● Required action
Within the records, which lines hold the string "account"? Report each one by copying it.

● Supplied data
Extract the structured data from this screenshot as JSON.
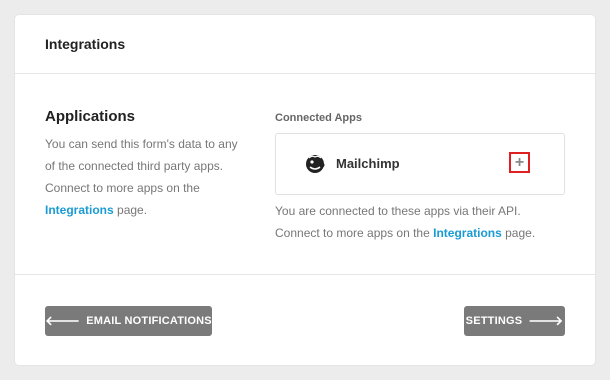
{
  "header": {
    "title": "Integrations"
  },
  "applications": {
    "title": "Applications",
    "desc_1": "You can send this form's data to any of the connected third party apps. Connect to more apps on the",
    "link": "Integrations",
    "desc_2": "page."
  },
  "connected": {
    "label": "Connected Apps",
    "apps": [
      {
        "name": "Mailchimp",
        "icon": "mailchimp-icon",
        "add_symbol": "+"
      }
    ],
    "info_1": "You are connected to these apps via their API. Connect to more apps on the",
    "info_link": "Integrations",
    "info_2": "page."
  },
  "footer": {
    "prev_arrow": "🡐",
    "prev_label": "EMAIL NOTIFICATIONS",
    "next_label": "SETTINGS",
    "next_arrow": "🡒"
  },
  "colors": {
    "link": "#1a9bd3",
    "button": "#7a7a7a",
    "highlight": "#e02020"
  }
}
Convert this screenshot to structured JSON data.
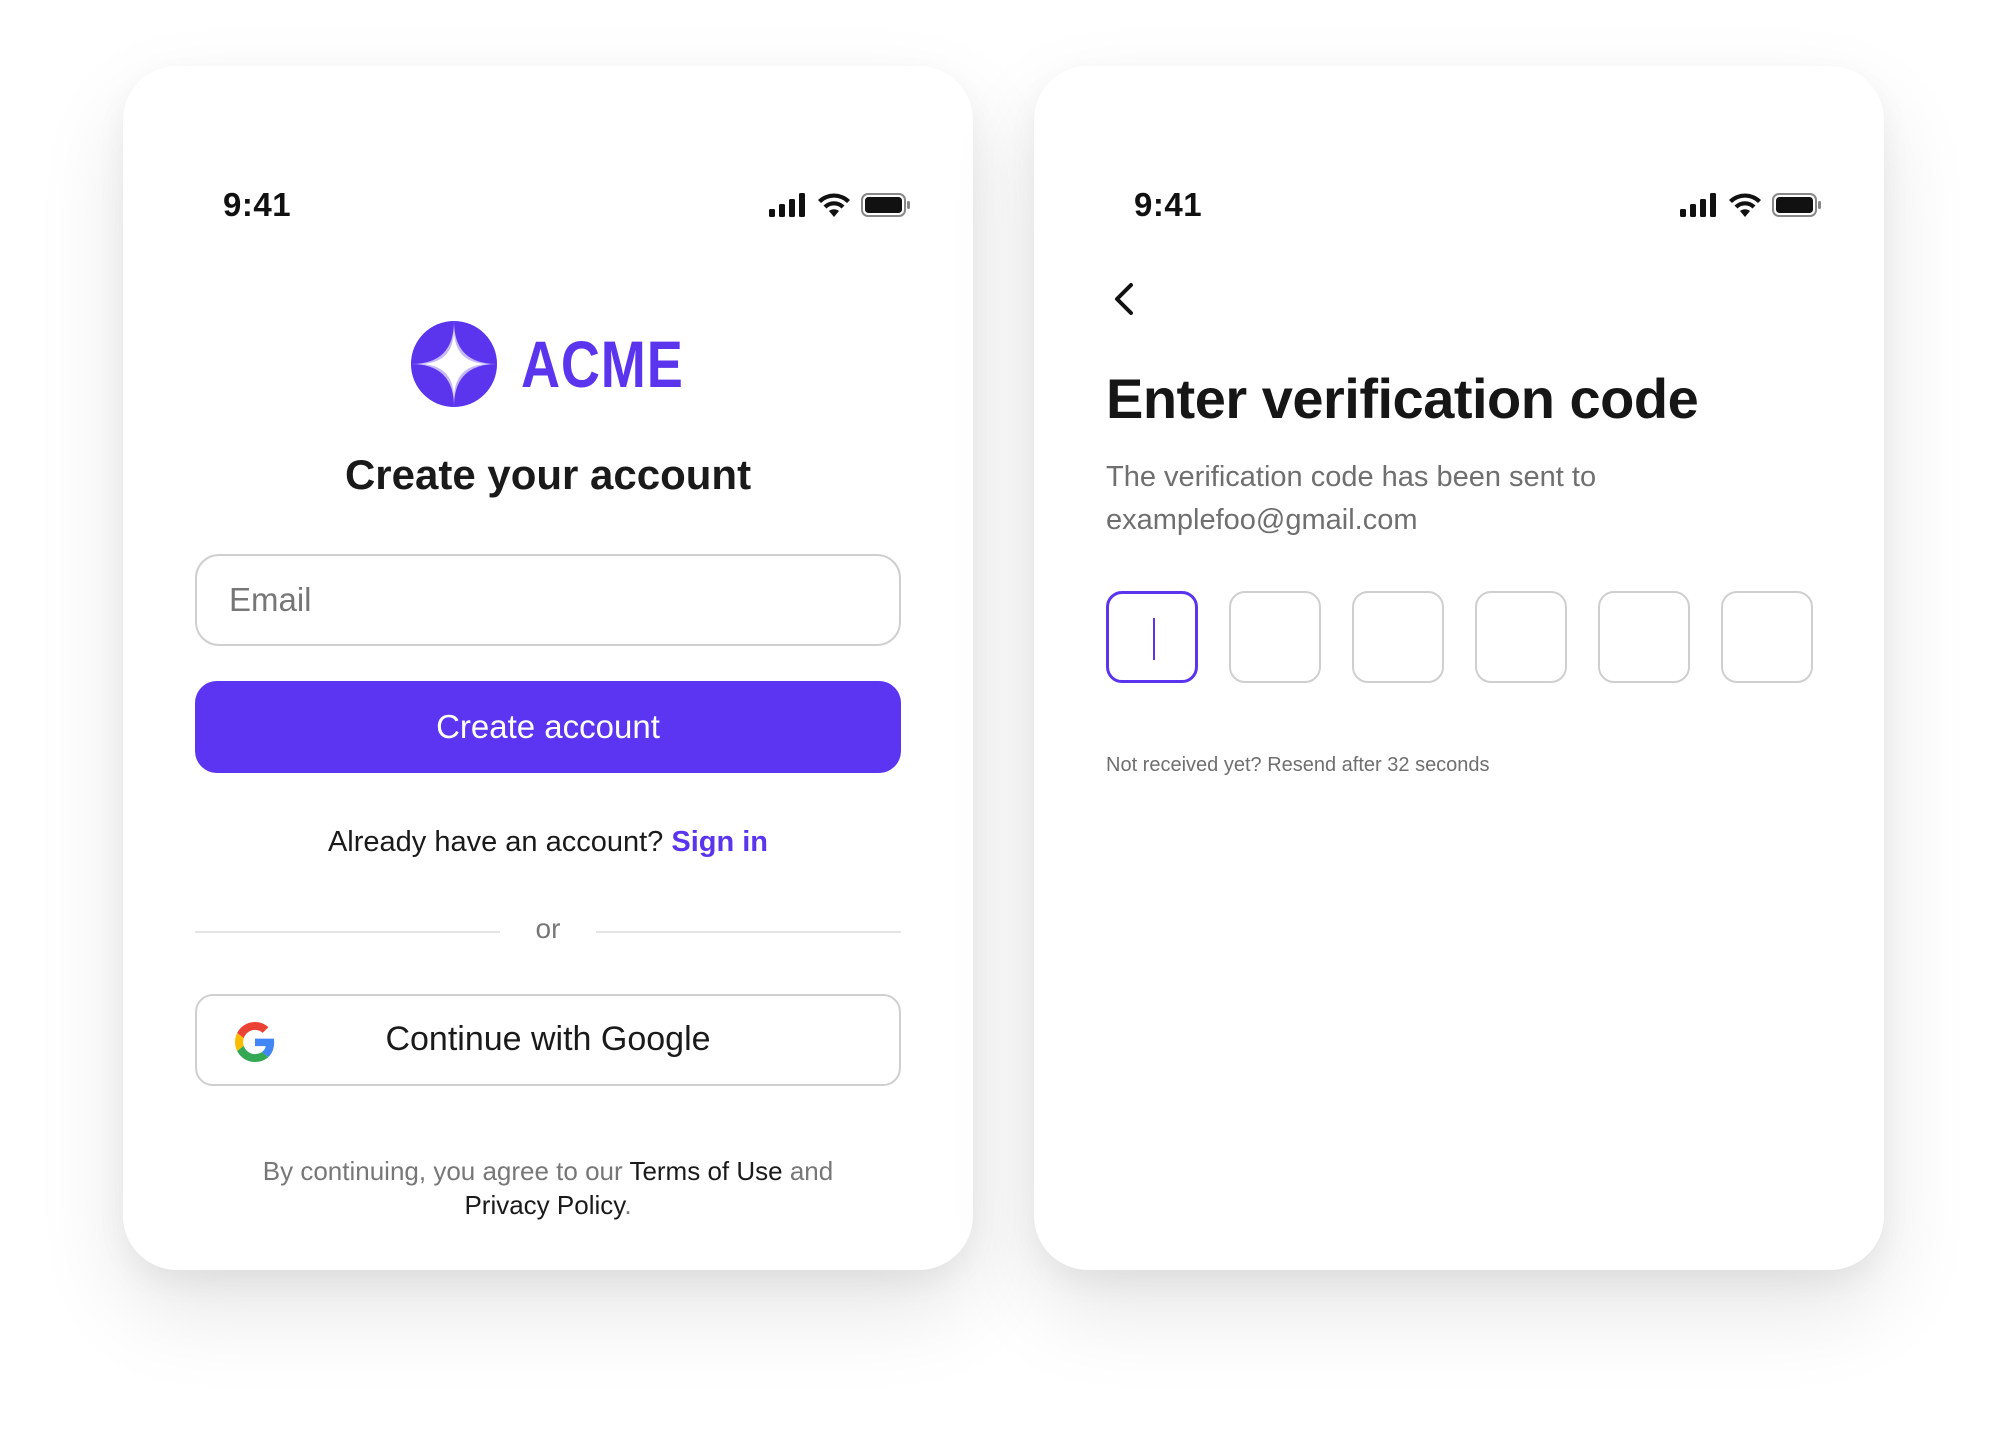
{
  "signup_screen": {
    "status_bar": {
      "time": "9:41"
    },
    "logo": {
      "wordmark": "ACME"
    },
    "title": "Create your account",
    "email_field": {
      "placeholder": "Email",
      "value": ""
    },
    "create_button_label": "Create account",
    "signin_prompt": "Already have an account?",
    "signin_link": "Sign in",
    "divider_text": "or",
    "google_button_label": "Continue with Google",
    "legal": {
      "prefix": "By continuing, you agree to our",
      "terms_link": "Terms of Use",
      "joiner": "and",
      "privacy_link": "Privacy Policy",
      "suffix": "."
    }
  },
  "verify_screen": {
    "status_bar": {
      "time": "9:41"
    },
    "title": "Enter verification code",
    "subtitle_line1": "The verification code has been sent to",
    "subtitle_email": "examplefoo@gmail.com",
    "code_length": 6,
    "active_box_index": 0,
    "resend_text": "Not received yet? Resend after 32 seconds"
  },
  "colors": {
    "brand": "#5b35ee",
    "brand_light": "#c5b7fb",
    "text_primary": "#1a1a1a",
    "text_muted": "#777777",
    "border": "#cfcfcf"
  },
  "icons": [
    "cellular-signal-icon",
    "wifi-icon",
    "battery-icon",
    "acme-star-logo-icon",
    "google-g-icon",
    "chevron-left-icon"
  ]
}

● Final answer
    "title": "Create your account",
    "create_button_label": "Create account",
    "signin_prompt": "Already have an account?",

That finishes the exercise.